_MATERIAL PROVIDED_:
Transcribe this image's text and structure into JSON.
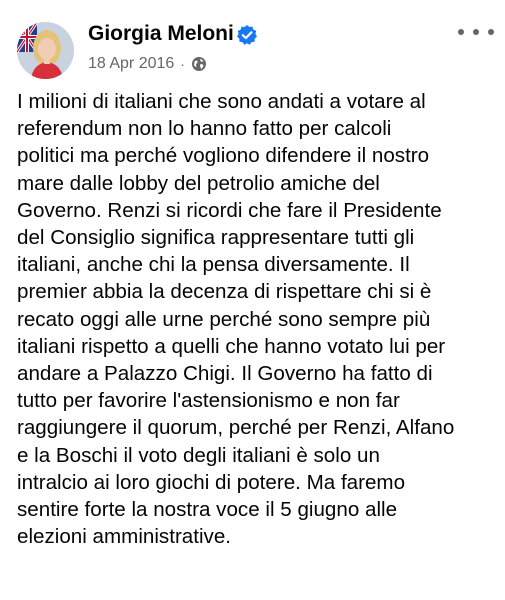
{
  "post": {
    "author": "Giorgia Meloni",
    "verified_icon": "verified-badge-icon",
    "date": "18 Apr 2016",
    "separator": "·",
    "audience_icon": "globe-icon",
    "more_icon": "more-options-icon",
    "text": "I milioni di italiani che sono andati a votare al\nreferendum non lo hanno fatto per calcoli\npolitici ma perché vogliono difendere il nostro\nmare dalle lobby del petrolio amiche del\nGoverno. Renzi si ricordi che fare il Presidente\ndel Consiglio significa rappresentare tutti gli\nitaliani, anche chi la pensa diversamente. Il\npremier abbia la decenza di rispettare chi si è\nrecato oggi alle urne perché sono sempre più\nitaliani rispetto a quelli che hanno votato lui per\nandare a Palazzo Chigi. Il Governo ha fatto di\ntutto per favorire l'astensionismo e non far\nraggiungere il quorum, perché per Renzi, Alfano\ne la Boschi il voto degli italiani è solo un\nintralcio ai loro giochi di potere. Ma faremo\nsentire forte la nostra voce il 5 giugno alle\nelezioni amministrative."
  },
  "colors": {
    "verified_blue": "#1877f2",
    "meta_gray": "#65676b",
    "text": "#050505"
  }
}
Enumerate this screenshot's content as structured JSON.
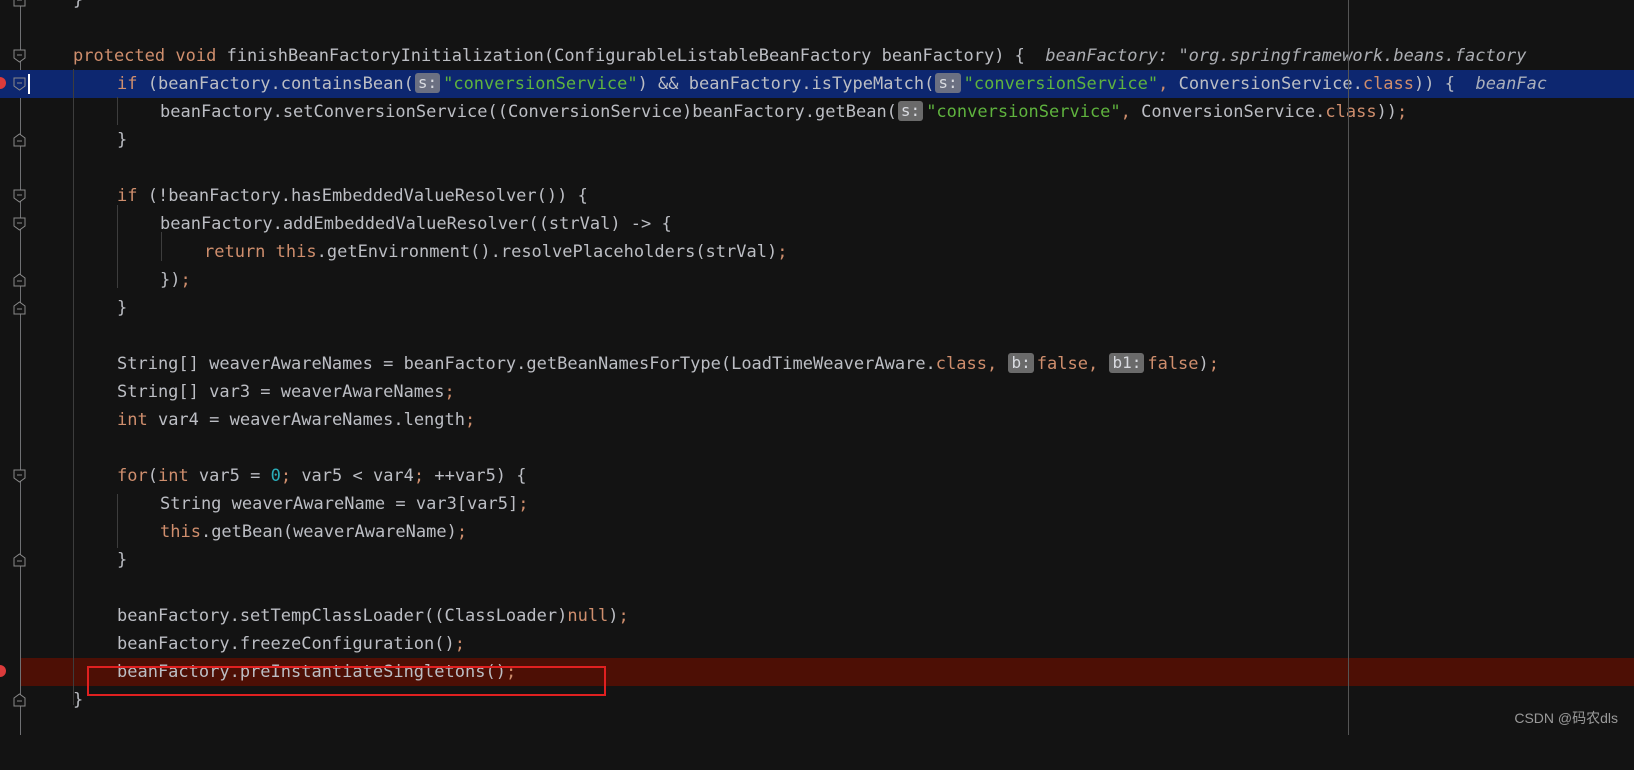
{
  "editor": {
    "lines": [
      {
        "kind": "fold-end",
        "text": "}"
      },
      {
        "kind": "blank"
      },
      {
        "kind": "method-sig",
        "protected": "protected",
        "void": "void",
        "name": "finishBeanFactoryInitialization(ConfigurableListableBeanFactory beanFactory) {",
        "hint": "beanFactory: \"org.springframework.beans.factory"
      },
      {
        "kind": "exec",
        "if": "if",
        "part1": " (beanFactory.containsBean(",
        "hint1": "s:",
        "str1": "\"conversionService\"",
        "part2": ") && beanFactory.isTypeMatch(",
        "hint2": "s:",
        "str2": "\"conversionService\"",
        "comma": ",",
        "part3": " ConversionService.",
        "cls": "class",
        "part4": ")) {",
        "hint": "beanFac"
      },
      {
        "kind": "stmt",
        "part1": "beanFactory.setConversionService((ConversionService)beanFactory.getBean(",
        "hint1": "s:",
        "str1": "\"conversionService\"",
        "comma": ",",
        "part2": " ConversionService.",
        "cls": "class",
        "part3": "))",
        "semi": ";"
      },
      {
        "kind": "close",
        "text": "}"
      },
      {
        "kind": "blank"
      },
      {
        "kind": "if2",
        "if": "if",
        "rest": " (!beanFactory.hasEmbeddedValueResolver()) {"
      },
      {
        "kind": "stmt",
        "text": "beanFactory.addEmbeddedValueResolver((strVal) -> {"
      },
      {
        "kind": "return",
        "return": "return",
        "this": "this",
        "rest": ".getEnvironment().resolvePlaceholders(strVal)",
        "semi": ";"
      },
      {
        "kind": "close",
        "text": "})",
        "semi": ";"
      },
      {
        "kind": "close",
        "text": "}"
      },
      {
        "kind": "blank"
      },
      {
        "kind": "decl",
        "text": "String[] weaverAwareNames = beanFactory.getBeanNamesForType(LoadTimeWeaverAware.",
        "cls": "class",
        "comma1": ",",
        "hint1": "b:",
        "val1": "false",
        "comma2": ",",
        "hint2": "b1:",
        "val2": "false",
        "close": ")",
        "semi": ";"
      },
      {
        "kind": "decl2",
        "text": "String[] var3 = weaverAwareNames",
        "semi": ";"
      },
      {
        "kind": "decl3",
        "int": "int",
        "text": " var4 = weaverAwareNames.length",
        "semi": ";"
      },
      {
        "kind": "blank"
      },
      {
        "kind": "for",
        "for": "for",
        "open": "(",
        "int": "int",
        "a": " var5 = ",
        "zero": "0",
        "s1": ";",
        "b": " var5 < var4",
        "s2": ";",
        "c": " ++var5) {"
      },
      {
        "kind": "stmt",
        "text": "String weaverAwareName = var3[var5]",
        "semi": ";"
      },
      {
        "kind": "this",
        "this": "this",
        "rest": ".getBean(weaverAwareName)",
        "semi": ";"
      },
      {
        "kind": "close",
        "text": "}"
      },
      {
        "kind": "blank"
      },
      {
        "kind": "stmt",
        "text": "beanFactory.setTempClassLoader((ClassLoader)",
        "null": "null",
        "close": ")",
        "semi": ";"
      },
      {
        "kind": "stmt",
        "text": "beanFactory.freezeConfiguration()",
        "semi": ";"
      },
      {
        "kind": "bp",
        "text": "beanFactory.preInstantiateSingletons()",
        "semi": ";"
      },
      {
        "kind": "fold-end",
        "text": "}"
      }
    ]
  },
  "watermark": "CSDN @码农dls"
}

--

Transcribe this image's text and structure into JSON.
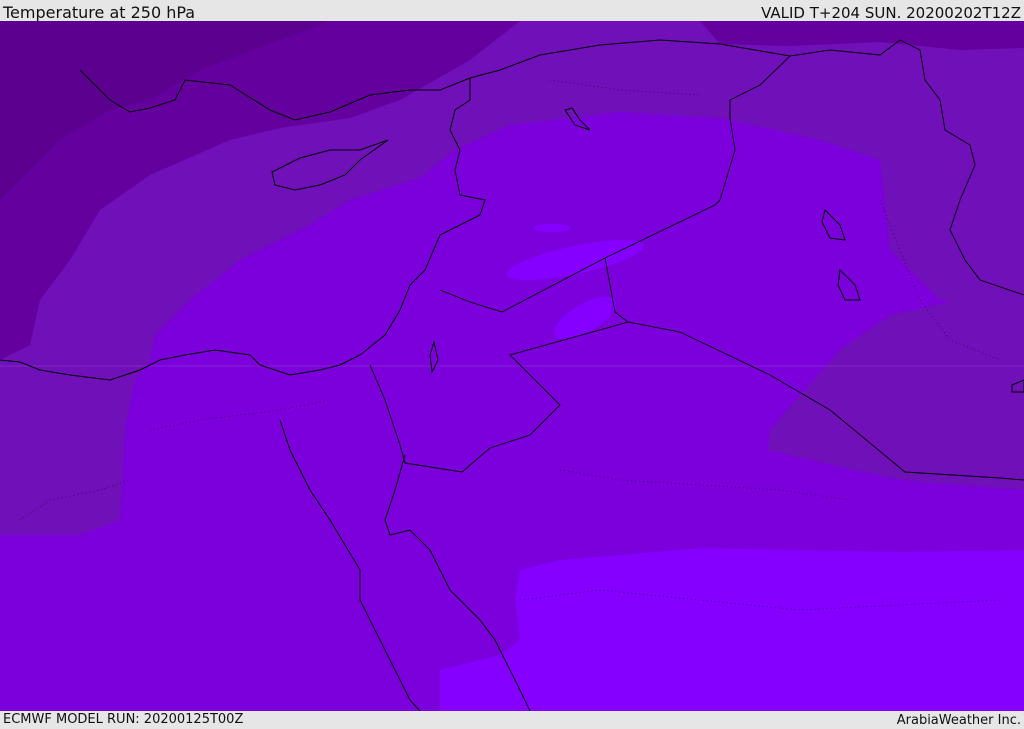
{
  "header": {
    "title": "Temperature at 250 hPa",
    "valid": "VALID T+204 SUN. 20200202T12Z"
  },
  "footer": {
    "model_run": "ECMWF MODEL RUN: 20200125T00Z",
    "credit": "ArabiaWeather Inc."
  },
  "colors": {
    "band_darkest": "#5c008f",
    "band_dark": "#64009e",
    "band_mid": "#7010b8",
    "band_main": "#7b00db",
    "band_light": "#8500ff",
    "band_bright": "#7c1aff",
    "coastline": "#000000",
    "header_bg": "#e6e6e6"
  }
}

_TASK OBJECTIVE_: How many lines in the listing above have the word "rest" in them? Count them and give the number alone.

_TASK RESPONSE_: 3